Arthritis occurs when the joints in the body are inflamed or there is a breakdown of cartilage in the joints. Joints are places in the body where two or more bones meet, such as the hip or knee. Cartilage is the cushion in the joints that protects them from pressure and makes movements smooth. When cartilage breaks down in a joint, the bones rub together.This causes pain, swelling and stiffness.

The most common type of arthritis is osteoarthritis. With this type of arthritis, the joints wear out over time from use or as the person ages. Injury to a joint may also lead to this type of arthritis. Osteoarthritis occurs most often in the knees, hips and hands. The joints begin to ache and thicken. At times, the tissues around the joint become strained and cause more pain.

Arthritis can also occur when the immune system, which normally protects the body from infection, attacks the body’s tissues. Rheumatoid arthritis is the most common type of this kind of arthritis. It causes inflamed and painful joints and may affect other parts of the body, such as the heart, muscles, blood vessels, nerves and eyes.

Signs of Arthritis

  • Joint pain
  • Joint is not stable or it feels like it will not support you
  • Joint enlarges or swells
  • Stiffness, often in the morning
  • Limited use of joint
  • Warmth around joint
  • Redness of the skin around joint

Other signs may occur with rheumatoid arthritis. If you have any signs that cause you pain or concern, see your doctor.


Your doctor will talk to you about your health and look at your joints.

Your doctor may order blood tests and x-rays.

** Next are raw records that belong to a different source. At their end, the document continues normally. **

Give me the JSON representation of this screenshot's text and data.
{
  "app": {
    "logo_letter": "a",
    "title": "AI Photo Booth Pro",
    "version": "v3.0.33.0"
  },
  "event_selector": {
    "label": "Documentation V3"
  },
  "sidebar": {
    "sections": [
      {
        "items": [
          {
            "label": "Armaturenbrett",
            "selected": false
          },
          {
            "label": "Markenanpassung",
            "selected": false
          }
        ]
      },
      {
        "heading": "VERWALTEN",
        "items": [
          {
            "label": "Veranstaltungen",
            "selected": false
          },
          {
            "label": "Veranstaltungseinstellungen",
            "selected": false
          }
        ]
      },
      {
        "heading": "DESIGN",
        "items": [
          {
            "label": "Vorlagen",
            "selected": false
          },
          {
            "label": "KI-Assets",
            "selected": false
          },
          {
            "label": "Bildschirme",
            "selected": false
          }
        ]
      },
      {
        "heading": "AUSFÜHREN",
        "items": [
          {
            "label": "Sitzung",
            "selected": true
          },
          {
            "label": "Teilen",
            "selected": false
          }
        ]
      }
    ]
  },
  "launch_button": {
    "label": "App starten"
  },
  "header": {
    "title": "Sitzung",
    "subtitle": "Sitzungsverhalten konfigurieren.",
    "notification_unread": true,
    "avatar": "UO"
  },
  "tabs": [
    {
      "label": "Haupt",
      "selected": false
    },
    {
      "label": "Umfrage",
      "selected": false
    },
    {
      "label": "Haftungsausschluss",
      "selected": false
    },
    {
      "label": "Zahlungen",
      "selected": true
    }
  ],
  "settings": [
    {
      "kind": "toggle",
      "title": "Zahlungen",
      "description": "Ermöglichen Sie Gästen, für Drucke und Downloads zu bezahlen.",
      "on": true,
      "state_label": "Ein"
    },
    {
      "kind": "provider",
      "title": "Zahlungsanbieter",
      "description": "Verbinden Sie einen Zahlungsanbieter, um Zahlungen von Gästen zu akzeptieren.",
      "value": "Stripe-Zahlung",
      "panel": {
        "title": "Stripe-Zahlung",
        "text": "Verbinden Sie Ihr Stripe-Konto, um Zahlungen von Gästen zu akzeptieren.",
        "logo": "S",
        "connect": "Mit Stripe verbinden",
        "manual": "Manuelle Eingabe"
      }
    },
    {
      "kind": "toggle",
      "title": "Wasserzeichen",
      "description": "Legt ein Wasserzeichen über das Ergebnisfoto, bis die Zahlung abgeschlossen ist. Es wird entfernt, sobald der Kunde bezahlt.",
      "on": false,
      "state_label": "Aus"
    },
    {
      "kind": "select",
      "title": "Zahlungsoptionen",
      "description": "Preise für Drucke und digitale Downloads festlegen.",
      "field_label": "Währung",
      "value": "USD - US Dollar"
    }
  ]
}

  • Treatment of arthritis depends on:
  • The cause
  • Which joints are painful
  • Amount of pain
  • How the arthritis affects your daily activities
  • Your age
  • Your work or activity
  • Your doctor may suggest:
  • Medicine to control pain and swelling
  • Physical or occupational therapy
  • Assistive devices such as a cane or grab bars for the bathtub or toilet
  • Weight loss
  • Surgery to replace the joint

As a part of your treatment, you may need to:

  • Exercise to improve movement and joint strength. Good choices include walking, swimming, bike riding, dancing, strength training and gentle stretching exercises.
  • Use hot or cold treatments to control pain and swelling.
  • Avoid positions or movements that put extra stress on your painful joints.
  • Avoid staying in a position too long.

Call your doctor right away if:

  • You have severe unexplained joint pain.
  • The joint is very swollen.
  • You suddenly have a hard time moving the joint.
  • Your skin around the joint is red or hot to the touch.
  • You have other signs that concern you.

Talk to your doctor or nurse if you have any questions or concerns.

This website puts documents at your disposal only and solely for information purposes. They can not in any way replace the consultation of a physician or the care provided by a qualified practitioner and should therefore never be interpreted as being able to do so.